“When we look for those filtered words, there’s a yellow highlighter that shows every time the words shows up in your resume. If [the keywords are] in your title, it is going to pop immediately.”
3. Avoid listing irrelevant experience.
Ladino Bryson named this as the most common mistake she sees; Candidates list outdated, irrelevant experience that isn’t necessary for the job they’re applying for
“Anything that is over 10 years ago, unless it is completely relevant to the position you're applying for and shows a natural progression, I would take off.”
If you’re using your past experience to apply for a variety of roles and industries, make sure your resume is geared to each of those roles specifically.
“What I like to tell candidates is to simply have different versions of your resume. If I'm going for entertainment roles, I can have one that just speaks to my experience as an entertainment executive. If I'm going for recruiter roles, it would speak directly to that.”
If you’re early in your career, not all your work experience may be completely relevant to your next job. In that case, Ladino Bryson suggests that you make your experience tell a story.
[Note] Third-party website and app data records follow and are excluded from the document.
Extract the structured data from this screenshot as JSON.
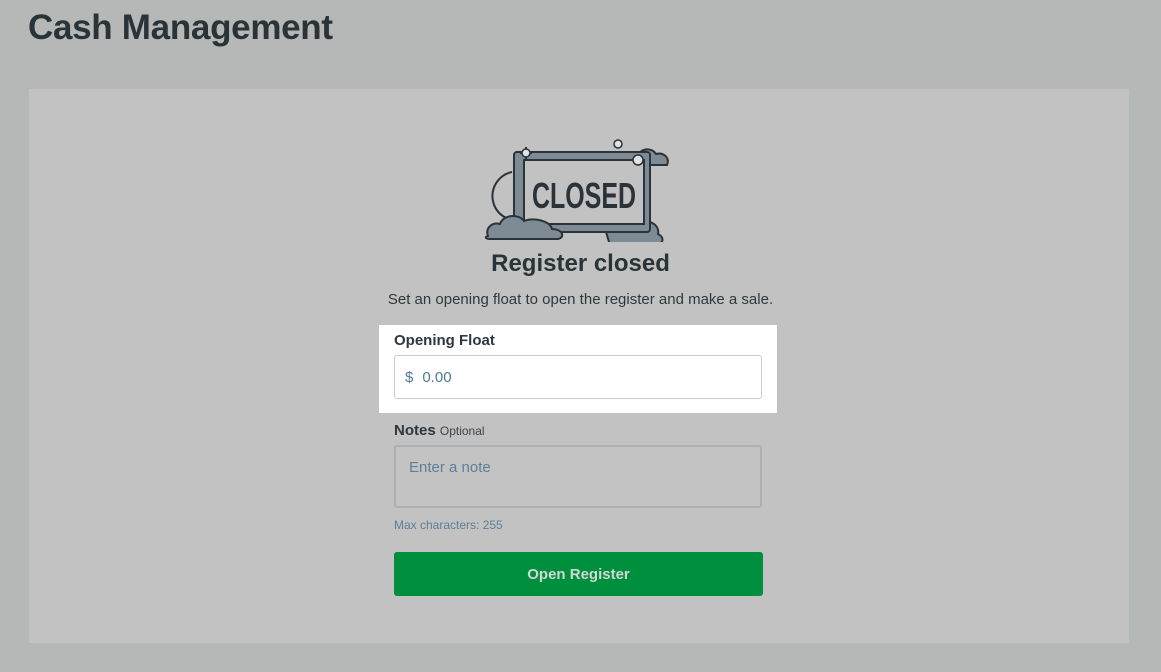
{
  "page": {
    "title": "Cash Management"
  },
  "register": {
    "sign_text": "CLOSED",
    "heading": "Register closed",
    "description": "Set an opening float to open the register and make a sale."
  },
  "opening_float": {
    "label": "Opening Float",
    "currency_symbol": "$",
    "placeholder": "0.00"
  },
  "notes": {
    "label": "Notes",
    "optional_label": "Optional",
    "placeholder": "Enter a note",
    "max_chars": "Max characters: 255"
  },
  "actions": {
    "open_register_label": "Open Register"
  },
  "colors": {
    "primary_button": "#008f3c",
    "page_background": "#b6b8b8",
    "card_background": "#c2c2c2",
    "input_text": "#4d7a9a"
  },
  "icons": {
    "illustration": "closed-sign-icon"
  }
}
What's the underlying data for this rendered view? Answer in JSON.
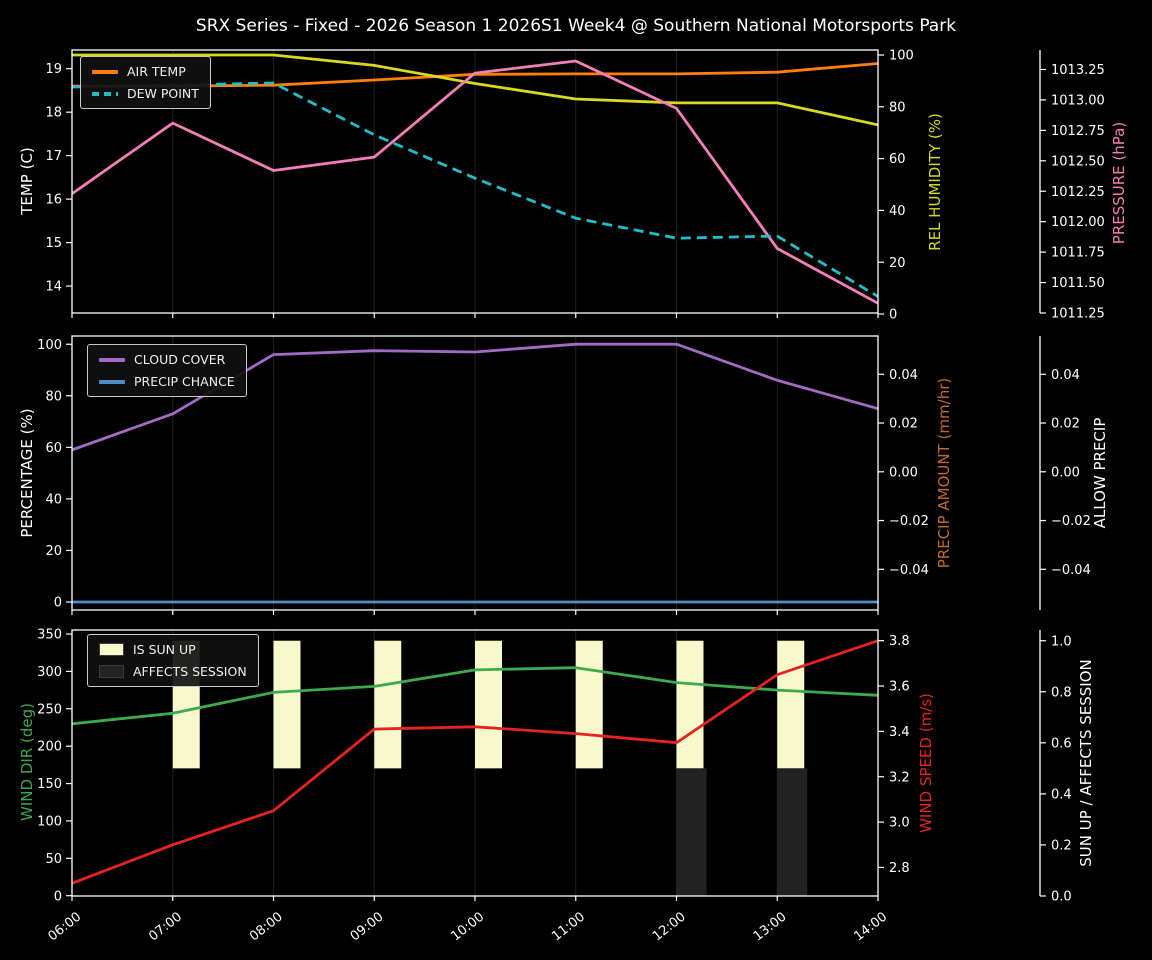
{
  "figure": {
    "title": "SRX Series - Fixed - 2026 Season 1 2026S1 Week4 @ Southern National Motorsports Park",
    "background": "#000000",
    "text_color": "#ffffff",
    "gridline_color": "rgba(255,255,255,0.13)"
  },
  "x_axis": {
    "hours": [
      6,
      7,
      8,
      9,
      10,
      11,
      12,
      13,
      14
    ],
    "labels": [
      "06:00",
      "07:00",
      "08:00",
      "09:00",
      "10:00",
      "11:00",
      "12:00",
      "13:00",
      "14:00"
    ],
    "rotation_deg": 38
  },
  "chart_data": [
    {
      "type": "line",
      "box": {
        "y0": 50,
        "y1": 313
      },
      "axes": {
        "left": {
          "label": "TEMP (C)",
          "color": "#ffffff",
          "min": 13.38,
          "max": 19.43,
          "ticks": [
            {
              "v": 19,
              "t": "19"
            },
            {
              "v": 18,
              "t": "18"
            },
            {
              "v": 17,
              "t": "17"
            },
            {
              "v": 16,
              "t": "16"
            },
            {
              "v": 15,
              "t": "15"
            },
            {
              "v": 14,
              "t": "14"
            }
          ]
        },
        "right1": {
          "label": "REL HUMIDITY (%)",
          "color": "#d8da20",
          "min": 0.39,
          "max": 101.93,
          "ticks": [
            {
              "v": 100,
              "t": "100"
            },
            {
              "v": 80,
              "t": "80"
            },
            {
              "v": 60,
              "t": "60"
            },
            {
              "v": 40,
              "t": "40"
            },
            {
              "v": 20,
              "t": "20"
            },
            {
              "v": 0,
              "t": "0"
            }
          ]
        },
        "right2": {
          "label": "PRESSURE (hPa)",
          "color": "#f47eb9",
          "min": 1011.25,
          "max": 1013.41,
          "ticks": [
            {
              "v": 1013.25,
              "t": "1013.25"
            },
            {
              "v": 1013.0,
              "t": "1013.00"
            },
            {
              "v": 1012.75,
              "t": "1012.75"
            },
            {
              "v": 1012.5,
              "t": "1012.50"
            },
            {
              "v": 1012.25,
              "t": "1012.25"
            },
            {
              "v": 1012.0,
              "t": "1012.00"
            },
            {
              "v": 1011.75,
              "t": "1011.75"
            },
            {
              "v": 1011.5,
              "t": "1011.50"
            },
            {
              "v": 1011.25,
              "t": "1011.25"
            }
          ]
        }
      },
      "legend": {
        "items": [
          {
            "label": "AIR TEMP",
            "color": "#ff7f0e",
            "dash": false
          },
          {
            "label": "DEW POINT",
            "color": "#22bec8",
            "dash": true
          }
        ]
      },
      "series": [
        {
          "name": "AIR TEMP",
          "axis": "left",
          "color": "#ff7f0e",
          "dash": false,
          "values": [
            18.6,
            18.6,
            18.62,
            18.74,
            18.87,
            18.88,
            18.88,
            18.92,
            19.12
          ]
        },
        {
          "name": "REL HUMIDITY",
          "axis": "right1",
          "color": "#d8da20",
          "dash": false,
          "values": [
            100,
            100,
            100,
            96,
            89,
            83,
            81.5,
            81.5,
            73
          ]
        },
        {
          "name": "PRESSURE",
          "axis": "right2",
          "color": "#f47eb9",
          "dash": false,
          "values": [
            1012.23,
            1012.81,
            1012.42,
            1012.53,
            1013.22,
            1013.32,
            1012.93,
            1011.78,
            1011.33
          ]
        },
        {
          "name": "DEW POINT",
          "axis": "left",
          "color": "#22bec8",
          "dash": true,
          "values": [
            18.58,
            18.62,
            18.67,
            17.48,
            16.48,
            15.56,
            15.1,
            15.15,
            13.76
          ]
        }
      ]
    },
    {
      "type": "line",
      "box": {
        "y0": 336,
        "y1": 610
      },
      "axes": {
        "left": {
          "label": "PERCENTAGE (%)",
          "color": "#ffffff",
          "min": -3.1,
          "max": 103.2,
          "ticks": [
            {
              "v": 100,
              "t": "100"
            },
            {
              "v": 80,
              "t": "80"
            },
            {
              "v": 60,
              "t": "60"
            },
            {
              "v": 40,
              "t": "40"
            },
            {
              "v": 20,
              "t": "20"
            },
            {
              "v": 0,
              "t": "0"
            }
          ]
        },
        "right1": {
          "label": "PRECIP AMOUNT (mm/hr)",
          "color": "#c06a32",
          "min": -0.0567,
          "max": 0.0557,
          "ticks": [
            {
              "v": 0.04,
              "t": "0.04"
            },
            {
              "v": 0.02,
              "t": "0.02"
            },
            {
              "v": 0,
              "t": "0.00"
            },
            {
              "v": -0.02,
              "t": "−0.02"
            },
            {
              "v": -0.04,
              "t": "−0.04"
            }
          ]
        },
        "right2": {
          "label": "ALLOW PRECIP",
          "color": "#ffffff",
          "min": -0.0567,
          "max": 0.0557,
          "ticks": [
            {
              "v": 0.04,
              "t": "0.04"
            },
            {
              "v": 0.02,
              "t": "0.02"
            },
            {
              "v": 0,
              "t": "0.00"
            },
            {
              "v": -0.02,
              "t": "−0.02"
            },
            {
              "v": -0.04,
              "t": "−0.04"
            }
          ]
        }
      },
      "legend": {
        "items": [
          {
            "label": "CLOUD COVER",
            "color": "#a26cc6",
            "dash": false
          },
          {
            "label": "PRECIP CHANCE",
            "color": "#4e8fc7",
            "dash": false
          }
        ]
      },
      "series": [
        {
          "name": "CLOUD COVER",
          "axis": "left",
          "color": "#a26cc6",
          "dash": false,
          "values": [
            59,
            73,
            96,
            97.5,
            97,
            100,
            100,
            86,
            75
          ]
        },
        {
          "name": "PRECIP CHANCE",
          "axis": "left",
          "color": "#4e8fc7",
          "dash": false,
          "values": [
            0,
            0,
            0,
            0,
            0,
            0,
            0,
            0,
            0
          ]
        }
      ],
      "precip_amount_mm_hr": [
        0,
        0,
        0,
        0,
        0,
        0,
        0,
        0,
        0
      ]
    },
    {
      "type": "line+bar",
      "box": {
        "y0": 630,
        "y1": 896
      },
      "axes": {
        "left": {
          "label": "WIND DIR (deg)",
          "color": "#3ea94f",
          "min": -0.4,
          "max": 355.4,
          "ticks": [
            {
              "v": 350,
              "t": "350"
            },
            {
              "v": 300,
              "t": "300"
            },
            {
              "v": 250,
              "t": "250"
            },
            {
              "v": 200,
              "t": "200"
            },
            {
              "v": 150,
              "t": "150"
            },
            {
              "v": 100,
              "t": "100"
            },
            {
              "v": 50,
              "t": "50"
            },
            {
              "v": 0,
              "t": "0"
            }
          ]
        },
        "right1": {
          "label": "WIND SPEED (m/s)",
          "color": "#e52420",
          "min": 2.674,
          "max": 3.847,
          "ticks": [
            {
              "v": 3.8,
              "t": "3.8"
            },
            {
              "v": 3.6,
              "t": "3.6"
            },
            {
              "v": 3.4,
              "t": "3.4"
            },
            {
              "v": 3.2,
              "t": "3.2"
            },
            {
              "v": 3.0,
              "t": "3.0"
            },
            {
              "v": 2.8,
              "t": "2.8"
            }
          ]
        },
        "right2": {
          "label": "SUN UP / AFFECTS SESSION",
          "color": "#ffffff",
          "min": 0,
          "max": 1.042,
          "ticks": [
            {
              "v": 1.0,
              "t": "1.0"
            },
            {
              "v": 0.8,
              "t": "0.8"
            },
            {
              "v": 0.6,
              "t": "0.6"
            },
            {
              "v": 0.4,
              "t": "0.4"
            },
            {
              "v": 0.2,
              "t": "0.2"
            },
            {
              "v": 0.0,
              "t": "0.0"
            }
          ]
        }
      },
      "legend": {
        "items": [
          {
            "label": "IS SUN UP",
            "color": "#f8f8cd",
            "swatch": true
          },
          {
            "label": "AFFECTS SESSION",
            "color": "#222222",
            "swatch": true
          }
        ]
      },
      "bars": [
        {
          "name": "IS SUN UP",
          "axis": "right2",
          "color": "#f8f8cd",
          "from": 0.5,
          "to": 1.0,
          "width": 27,
          "flags": [
            false,
            true,
            true,
            true,
            true,
            true,
            true,
            true,
            false
          ]
        },
        {
          "name": "AFFECTS SESSION",
          "axis": "right2",
          "color": "#222222",
          "from": 0.0,
          "to": 0.5,
          "width": 30,
          "flags": [
            false,
            false,
            false,
            false,
            false,
            false,
            true,
            true,
            false
          ]
        }
      ],
      "series": [
        {
          "name": "WIND DIR",
          "axis": "left",
          "color": "#3ea94f",
          "dash": false,
          "values": [
            230,
            244,
            272,
            280,
            302,
            305,
            285,
            275,
            268
          ]
        },
        {
          "name": "WIND SPEED",
          "axis": "right1",
          "color": "#e52420",
          "dash": false,
          "values": [
            2.73,
            2.9,
            3.05,
            3.41,
            3.42,
            3.39,
            3.35,
            3.65,
            3.8
          ]
        }
      ]
    }
  ]
}
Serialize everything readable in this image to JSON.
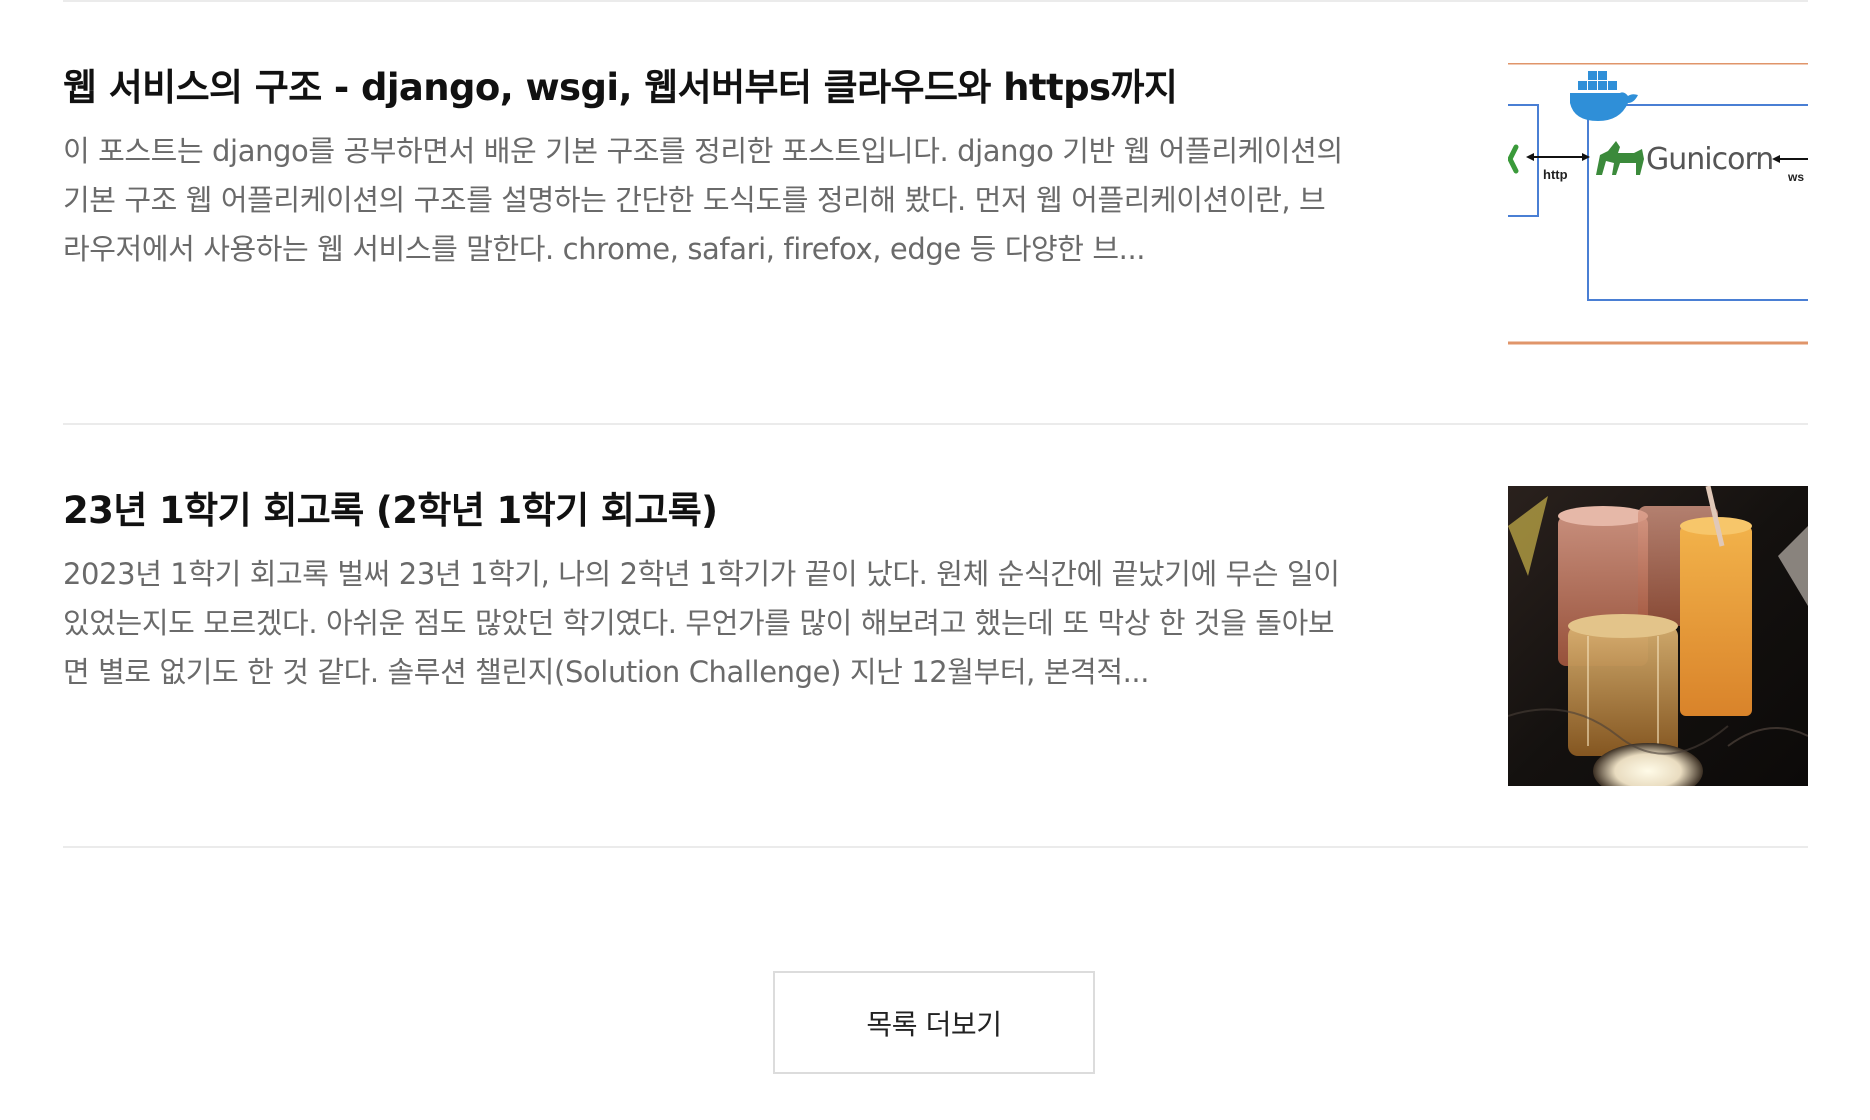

Whether that is your ability to commit to a job for a long amount of time, or simply the experience you gained through jobs during school, it needs to prove a point.
4. Use your hobbies to show your personality.
Candidates commonly have a section on the bottom of their resume to describe what they like to do in their free time. Instead of using that space to just list some of your part-time hobbies, use it to show more about who you are rather than what you do.
“I had a situation where a guy told me that he collected and painted miniature horses. It was his way to sit and just focus on something else after a stressful day. I said, ‘Let's put avid horse lover in your resume.’ When he sent it, the hiring manager asked him in for an interview within 30 minutes of receiving the resume.” As it turned out, the hiring manager was a big equestrian fan.
If you volunteer or have another important part of your life, describe it, and say why you’re motivated to spend your time on that activity. Give the hiring manager a better picture of you as an employee by using this section to indirectly describe your personality.
“People make hiring decisions based 60% on skills and talents and 40% on likability. They want to know that they're going to get along with you and that you're going to get along with others.”
I write to help young, working women get ahead at work. When I graduated from NYU with a BA in Politics and Economics, I had no idea how much learning would occur as I entered the workforce. I hope that the lessons I have learned since graduation—not only about the working w...